Jun 5, 2012

Call a Shark

Because this is a pretty clear-cut case of unreasonable search, unlawful arrest, and probably a violation of 18USC242.


Police in Aurora, Colo., searching for suspected bank robbers stopped every car at an intersection, handcuffed all the adults and searched the cars, one of which they believed was carrying the suspect.
“We didn’t have a description, didn’t know race or gender or anything, so a split-second decision was made to stop all the cars at that intersection, and search for the armed robber,” Aurora police Officer Frank Fania told ABC News.
 “Most of the adults were handcuffed, then were told what was going on and were asked for permission to search the car,” Fania said. “They all granted permission, and once nothing was found in their cars, they were un-handcuffed.” The search lasted between an hour and a half and two hours, and it wasn’t until the final car was searched that police apprehended the suspect.
No description - at ALL.

I have just pegged the rage-o-meter. If that had been me, they'd have found at LEAST one loaded gun, several boxes of various ammo, and all the other detritus that accumulates in my truck. And as soon as I was out of cuffs, the first call would be the slimiest greediest lawyer I could find, and the second would be the press.


Ruth said...

Pretty much.

Can you say "under duress"?? They "gave permission" AFTER they were pulled out of their cars and handcuffed. Yup. Sure they did.....
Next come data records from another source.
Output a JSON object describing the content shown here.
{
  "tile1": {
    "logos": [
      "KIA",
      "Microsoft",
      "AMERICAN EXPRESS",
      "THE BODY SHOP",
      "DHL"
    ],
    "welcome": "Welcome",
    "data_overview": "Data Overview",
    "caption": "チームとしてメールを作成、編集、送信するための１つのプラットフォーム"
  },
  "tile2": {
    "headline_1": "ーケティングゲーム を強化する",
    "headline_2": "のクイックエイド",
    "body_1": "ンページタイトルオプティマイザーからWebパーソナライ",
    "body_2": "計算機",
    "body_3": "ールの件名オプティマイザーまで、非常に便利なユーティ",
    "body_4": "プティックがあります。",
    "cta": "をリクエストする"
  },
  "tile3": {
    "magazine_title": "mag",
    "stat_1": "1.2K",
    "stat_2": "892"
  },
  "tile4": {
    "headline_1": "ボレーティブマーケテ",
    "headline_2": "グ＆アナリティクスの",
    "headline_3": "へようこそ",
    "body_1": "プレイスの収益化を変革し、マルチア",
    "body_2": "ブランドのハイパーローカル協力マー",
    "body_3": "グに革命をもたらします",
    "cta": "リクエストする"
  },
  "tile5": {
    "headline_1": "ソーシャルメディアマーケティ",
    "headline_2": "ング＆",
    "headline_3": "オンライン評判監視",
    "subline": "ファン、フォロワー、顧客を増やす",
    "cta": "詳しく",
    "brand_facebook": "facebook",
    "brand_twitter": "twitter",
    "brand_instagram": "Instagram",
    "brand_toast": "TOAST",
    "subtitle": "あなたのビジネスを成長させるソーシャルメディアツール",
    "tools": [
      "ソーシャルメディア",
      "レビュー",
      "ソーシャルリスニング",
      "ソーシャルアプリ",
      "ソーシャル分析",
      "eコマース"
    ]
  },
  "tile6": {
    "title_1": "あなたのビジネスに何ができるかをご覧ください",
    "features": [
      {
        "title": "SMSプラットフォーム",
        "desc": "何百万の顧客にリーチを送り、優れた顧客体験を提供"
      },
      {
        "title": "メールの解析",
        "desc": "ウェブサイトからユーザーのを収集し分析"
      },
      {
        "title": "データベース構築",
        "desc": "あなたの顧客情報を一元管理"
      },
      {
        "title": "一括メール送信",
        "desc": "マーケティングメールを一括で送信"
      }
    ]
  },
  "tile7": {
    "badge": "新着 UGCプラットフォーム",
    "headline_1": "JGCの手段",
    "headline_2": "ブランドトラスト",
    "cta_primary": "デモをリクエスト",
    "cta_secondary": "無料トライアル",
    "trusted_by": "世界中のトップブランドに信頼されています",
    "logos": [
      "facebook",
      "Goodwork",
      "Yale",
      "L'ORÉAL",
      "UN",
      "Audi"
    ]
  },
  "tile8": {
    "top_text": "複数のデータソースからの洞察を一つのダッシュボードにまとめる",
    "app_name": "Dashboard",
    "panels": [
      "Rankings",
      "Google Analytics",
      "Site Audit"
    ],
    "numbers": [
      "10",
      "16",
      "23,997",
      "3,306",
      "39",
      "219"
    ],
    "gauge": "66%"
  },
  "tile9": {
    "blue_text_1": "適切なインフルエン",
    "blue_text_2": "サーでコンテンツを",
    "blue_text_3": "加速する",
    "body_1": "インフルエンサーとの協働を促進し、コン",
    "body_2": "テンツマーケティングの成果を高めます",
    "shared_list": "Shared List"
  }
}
Bob S. said...

This is an area where I've talked to my family extensively.

Unless we are being held hostage, no police officer has permission to search any of my property without a warrant.

Seeing these types of searches provided a great chance to discuss the 4th Amendment with my kids. Shame we are provided with so many opportunities.
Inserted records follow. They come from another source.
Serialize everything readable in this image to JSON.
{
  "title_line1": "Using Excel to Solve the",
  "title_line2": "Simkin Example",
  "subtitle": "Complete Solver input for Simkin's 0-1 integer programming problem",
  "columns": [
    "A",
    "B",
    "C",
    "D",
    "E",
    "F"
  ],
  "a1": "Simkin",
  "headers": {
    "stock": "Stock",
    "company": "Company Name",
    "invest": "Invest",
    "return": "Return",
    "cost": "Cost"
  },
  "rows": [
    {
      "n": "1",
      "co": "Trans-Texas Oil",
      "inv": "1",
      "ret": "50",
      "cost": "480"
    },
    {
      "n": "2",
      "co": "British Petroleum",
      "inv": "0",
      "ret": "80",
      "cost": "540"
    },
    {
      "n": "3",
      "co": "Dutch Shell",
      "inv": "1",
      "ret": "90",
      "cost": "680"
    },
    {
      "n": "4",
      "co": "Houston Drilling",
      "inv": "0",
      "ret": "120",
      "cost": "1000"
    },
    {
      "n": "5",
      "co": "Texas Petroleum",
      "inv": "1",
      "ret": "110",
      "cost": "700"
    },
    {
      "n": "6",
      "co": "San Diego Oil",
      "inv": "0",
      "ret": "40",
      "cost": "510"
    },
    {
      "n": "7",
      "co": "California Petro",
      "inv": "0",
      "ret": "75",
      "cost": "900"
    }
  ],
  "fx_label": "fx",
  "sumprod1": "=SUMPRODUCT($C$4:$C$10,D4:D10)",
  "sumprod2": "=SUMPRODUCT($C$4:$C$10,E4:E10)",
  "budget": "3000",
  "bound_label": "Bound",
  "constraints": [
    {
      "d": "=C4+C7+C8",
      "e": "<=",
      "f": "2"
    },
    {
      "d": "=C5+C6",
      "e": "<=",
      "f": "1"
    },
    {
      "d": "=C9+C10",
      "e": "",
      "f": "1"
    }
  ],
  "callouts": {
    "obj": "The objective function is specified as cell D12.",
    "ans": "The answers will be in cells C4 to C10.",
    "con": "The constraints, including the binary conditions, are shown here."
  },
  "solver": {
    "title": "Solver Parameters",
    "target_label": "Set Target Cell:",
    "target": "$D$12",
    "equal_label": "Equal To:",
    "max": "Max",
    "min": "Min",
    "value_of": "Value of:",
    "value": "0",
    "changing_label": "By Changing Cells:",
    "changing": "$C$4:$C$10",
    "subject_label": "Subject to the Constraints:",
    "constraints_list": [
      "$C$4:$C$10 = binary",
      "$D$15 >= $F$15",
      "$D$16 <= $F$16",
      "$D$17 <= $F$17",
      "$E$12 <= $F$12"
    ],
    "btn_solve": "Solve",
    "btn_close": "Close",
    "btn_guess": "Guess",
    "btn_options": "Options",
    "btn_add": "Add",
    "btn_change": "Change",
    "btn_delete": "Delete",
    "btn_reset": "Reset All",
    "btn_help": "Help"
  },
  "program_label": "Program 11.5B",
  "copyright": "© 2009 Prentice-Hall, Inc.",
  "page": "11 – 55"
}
Anonymous said...

To say this doesn't pass the "sniff test" is putting it mildly. It smells pretty rank, and would not pass judicial muster. I'd be surprised if some hefty lawsuits didn't result.